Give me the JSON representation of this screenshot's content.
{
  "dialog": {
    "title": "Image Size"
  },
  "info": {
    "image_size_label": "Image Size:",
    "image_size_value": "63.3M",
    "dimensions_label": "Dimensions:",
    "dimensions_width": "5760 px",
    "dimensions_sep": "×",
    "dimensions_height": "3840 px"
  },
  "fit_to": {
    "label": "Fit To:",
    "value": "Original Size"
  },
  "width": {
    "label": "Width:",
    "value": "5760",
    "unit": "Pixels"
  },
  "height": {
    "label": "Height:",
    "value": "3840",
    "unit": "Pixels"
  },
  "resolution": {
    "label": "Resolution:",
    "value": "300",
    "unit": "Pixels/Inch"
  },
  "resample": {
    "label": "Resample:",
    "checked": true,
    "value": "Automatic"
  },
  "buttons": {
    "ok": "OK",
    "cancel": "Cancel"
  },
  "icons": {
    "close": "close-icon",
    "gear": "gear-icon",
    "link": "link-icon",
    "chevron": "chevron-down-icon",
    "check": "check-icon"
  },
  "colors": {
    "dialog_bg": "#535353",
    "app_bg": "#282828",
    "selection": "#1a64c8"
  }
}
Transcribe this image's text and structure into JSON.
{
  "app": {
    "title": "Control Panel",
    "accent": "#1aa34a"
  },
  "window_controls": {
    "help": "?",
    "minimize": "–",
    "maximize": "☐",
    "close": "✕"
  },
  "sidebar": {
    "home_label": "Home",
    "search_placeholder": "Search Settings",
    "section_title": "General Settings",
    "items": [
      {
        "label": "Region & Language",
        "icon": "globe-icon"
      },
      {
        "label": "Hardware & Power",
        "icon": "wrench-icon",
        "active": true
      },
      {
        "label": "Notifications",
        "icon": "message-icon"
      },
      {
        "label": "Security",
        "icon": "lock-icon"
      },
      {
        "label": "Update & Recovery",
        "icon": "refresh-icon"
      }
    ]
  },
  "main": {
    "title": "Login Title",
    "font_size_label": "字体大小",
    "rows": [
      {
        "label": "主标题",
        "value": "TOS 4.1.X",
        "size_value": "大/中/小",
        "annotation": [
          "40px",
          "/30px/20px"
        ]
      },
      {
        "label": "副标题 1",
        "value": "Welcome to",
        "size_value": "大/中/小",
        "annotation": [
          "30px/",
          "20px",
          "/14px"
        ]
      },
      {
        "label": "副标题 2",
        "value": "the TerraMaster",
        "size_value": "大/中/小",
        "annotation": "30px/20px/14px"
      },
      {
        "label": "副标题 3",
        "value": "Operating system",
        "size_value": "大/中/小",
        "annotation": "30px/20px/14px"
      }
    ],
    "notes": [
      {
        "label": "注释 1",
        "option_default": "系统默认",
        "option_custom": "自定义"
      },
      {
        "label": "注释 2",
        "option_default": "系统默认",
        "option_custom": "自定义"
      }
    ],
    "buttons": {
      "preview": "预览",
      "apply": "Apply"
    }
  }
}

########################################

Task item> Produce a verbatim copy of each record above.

Answer for the task>
Give me the JSON representation of this screenshot's content.
{
  "dialog": {
    "title": "Image Size"
  },
  "info": {
    "image_size_label": "Image Size:",
    "image_size_value": "63.3M",
    "dimensions_label": "Dimensions:",
    "dimensions_width": "5760 px",
    "dimensions_sep": "×",
    "dimensions_height": "3840 px"
  },
  "fit_to": {
    "label": "Fit To:",
    "value": "Original Size"
  },
  "width": {
    "label": "Width:",
    "value": "5760",
    "unit": "Pixels"
  },
  "height": {
    "label": "Height:",
    "value": "3840",
    "unit": "Pixels"
  },
  "resolution": {
    "label": "Resolution:",
    "value": "300",
    "unit": "Pixels/Inch"
  },
  "resample": {
    "label": "Resample:",
    "checked": true,
    "value": "Automatic"
  },
  "buttons": {
    "ok": "OK",
    "cancel": "Cancel"
  },
  "icons": {
    "close": "close-icon",
    "gear": "gear-icon",
    "link": "link-icon",
    "chevron": "chevron-down-icon",
    "check": "check-icon"
  },
  "colors": {
    "dialog_bg": "#535353",
    "app_bg": "#282828",
    "selection": "#1a64c8"
  }
}
Transcribe this image's text and structure into JSON.
{
  "app": {
    "title": "Control Panel",
    "accent": "#1aa34a"
  },
  "window_controls": {
    "help": "?",
    "minimize": "–",
    "maximize": "☐",
    "close": "✕"
  },
  "sidebar": {
    "home_label": "Home",
    "search_placeholder": "Search Settings",
    "section_title": "General Settings",
    "items": [
      {
        "label": "Region & Language",
        "icon": "globe-icon"
      },
      {
        "label": "Hardware & Power",
        "icon": "wrench-icon",
        "active": true
      },
      {
        "label": "Notifications",
        "icon": "message-icon"
      },
      {
        "label": "Security",
        "icon": "lock-icon"
      },
      {
        "label": "Update & Recovery",
        "icon": "refresh-icon"
      }
    ]
  },
  "main": {
    "title": "Login Title",
    "font_size_label": "字体大小",
    "rows": [
      {
        "label": "主标题",
        "value": "TOS 4.1.X",
        "size_value": "大/中/小",
        "annotation": [
          "40px",
          "/30px/20px"
        ]
      },
      {
        "label": "副标题 1",
        "value": "Welcome to",
        "size_value": "大/中/小",
        "annotation": [
          "30px/",
          "20px",
          "/14px"
        ]
      },
      {
        "label": "副标题 2",
        "value": "the TerraMaster",
        "size_value": "大/中/小",
        "annotation": "30px/20px/14px"
      },
      {
        "label": "副标题 3",
        "value": "Operating system",
        "size_value": "大/中/小",
        "annotation": "30px/20px/14px"
      }
    ],
    "notes": [
      {
        "label": "注释 1",
        "option_default": "系统默认",
        "option_custom": "自定义"
      },
      {
        "label": "注释 2",
        "option_default": "系统默认",
        "option_custom": "自定义"
      }
    ],
    "buttons": {
      "preview": "预览",
      "apply": "Apply"
    }
  }
}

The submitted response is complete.